Report on Your Work Around twice a year, each CAIRNS Research Fellow is asked to write a short (roughly 1,000 word) update about their work, explaining how it contributes to CAIRNS’ mission and/or how CAIRNS is helping them do it. These reports are released regularly and are assigned on a rotating basis. There are no set guidelines on the form or tone of the report: Research Fellows may incorporate music, art, photography and prose as they see fit.

Help Select New Fellows As the CAIRNS Research Fellows program grows, we will develop a more concrete system for nominating, reviewing and selecting new Fellows. Existing Research Fellows are asked to review application materials and vote on the acceptance of a new Fellow as needed.

Acknowledge and Promote CAIRNS In order to help spread the word about the good work CAIRNS and its Research Fellows do, we ask that you help promote it on your website, over social media, or in person. Or, if CAIRNS played a role in the research, writing, revision or production of a publication, exhibit, presentation or other intellectual product, we ask that you acknowledge CAIRNS when and where it is appropriate.

Can I Become a CAIRNS Research Fellow? Yes! We accept inquiries and applications on a revolving basis, so please introduce yourself and your work, and explain how it complements the CAIRNS mission. When you reach out, please consider the following questions: How is your work useful to Native communities in the Northern Plains or elsewhere, or how might you be able to help other CAIRNS Research Fellows become successful in their endeavors? How do you see yourself using CAIRNS resources, including Wingsprings? How might you help CAIRNS and the CAIRNS Research Fellows program grow?

We prefer scholars and projects whose work deals directly with the Native nations whose ancestral lands lay within the bounds of what is now Canada and the United States.

If you are interested in working with CAIRNS on a project, finding a way to make your scholarly and community-based work complement our mission, or simply wish to connect with other members of the CAIRNS community, please contact CAIRNS Research Fellow Eric Zimmer at

Because the Research Fellow program is still new, we are currently defining the program’s parameters and procedures. If you have an idea about how CAIRNS can grow, please let us know!

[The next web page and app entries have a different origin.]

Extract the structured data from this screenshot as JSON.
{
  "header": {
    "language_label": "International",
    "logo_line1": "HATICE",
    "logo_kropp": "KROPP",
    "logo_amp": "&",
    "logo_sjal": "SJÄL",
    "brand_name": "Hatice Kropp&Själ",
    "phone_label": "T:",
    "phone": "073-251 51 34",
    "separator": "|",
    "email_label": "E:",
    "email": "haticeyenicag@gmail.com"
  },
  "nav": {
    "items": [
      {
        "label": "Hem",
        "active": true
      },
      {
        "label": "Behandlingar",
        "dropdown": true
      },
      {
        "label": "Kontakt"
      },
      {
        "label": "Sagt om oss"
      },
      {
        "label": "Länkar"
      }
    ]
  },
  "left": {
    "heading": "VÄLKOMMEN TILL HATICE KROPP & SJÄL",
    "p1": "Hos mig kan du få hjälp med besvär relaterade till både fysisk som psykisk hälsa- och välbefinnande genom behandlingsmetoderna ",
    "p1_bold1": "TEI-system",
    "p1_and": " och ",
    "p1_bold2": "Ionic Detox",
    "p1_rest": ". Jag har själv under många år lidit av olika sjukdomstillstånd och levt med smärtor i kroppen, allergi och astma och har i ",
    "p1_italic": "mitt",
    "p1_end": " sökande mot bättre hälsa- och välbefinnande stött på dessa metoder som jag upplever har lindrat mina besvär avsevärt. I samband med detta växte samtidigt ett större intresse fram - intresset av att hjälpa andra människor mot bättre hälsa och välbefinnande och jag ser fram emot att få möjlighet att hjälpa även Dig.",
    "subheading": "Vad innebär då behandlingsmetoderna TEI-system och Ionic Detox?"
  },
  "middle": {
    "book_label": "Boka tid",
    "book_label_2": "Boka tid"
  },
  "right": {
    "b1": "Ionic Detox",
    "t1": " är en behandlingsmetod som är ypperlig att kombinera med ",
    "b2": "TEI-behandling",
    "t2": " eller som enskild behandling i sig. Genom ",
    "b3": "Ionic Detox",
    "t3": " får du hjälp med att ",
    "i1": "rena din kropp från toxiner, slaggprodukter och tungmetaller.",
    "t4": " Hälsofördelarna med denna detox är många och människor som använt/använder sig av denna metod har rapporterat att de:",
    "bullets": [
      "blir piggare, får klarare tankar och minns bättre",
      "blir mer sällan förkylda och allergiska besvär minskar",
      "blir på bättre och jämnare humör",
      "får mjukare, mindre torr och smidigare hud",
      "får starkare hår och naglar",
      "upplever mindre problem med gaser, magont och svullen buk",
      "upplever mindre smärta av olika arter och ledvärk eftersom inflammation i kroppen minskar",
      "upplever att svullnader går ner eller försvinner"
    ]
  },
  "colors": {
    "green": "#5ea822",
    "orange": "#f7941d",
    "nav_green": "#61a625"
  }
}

Research Fellows

David Everson [United States]

David W. Everson, Ph.D., is an Assistant Professor of Sociology at the University of Southern Maine. Born and raised in South Dakota, his research focuses upon American Indian rights and Native-white relations.

Sarah Hernandez [Rosebud Sioux Tribe]

Sarah Hernandez (Sicangu Lakota) is an Assistant Professor of English at South Dakota State University, and also coordinates SDSU’s American Indian Studies program. She earned her Ph.D. in English from the University of Colorado at Boulder in 2016. She is currently revising her dissertation, “Toward a Dakota Literary Tradition: Examining Dakota Literature Through the Lens of Critical Nationalism,” into a book manuscript that traces the transformation of Dakota literature from an oral to a written form.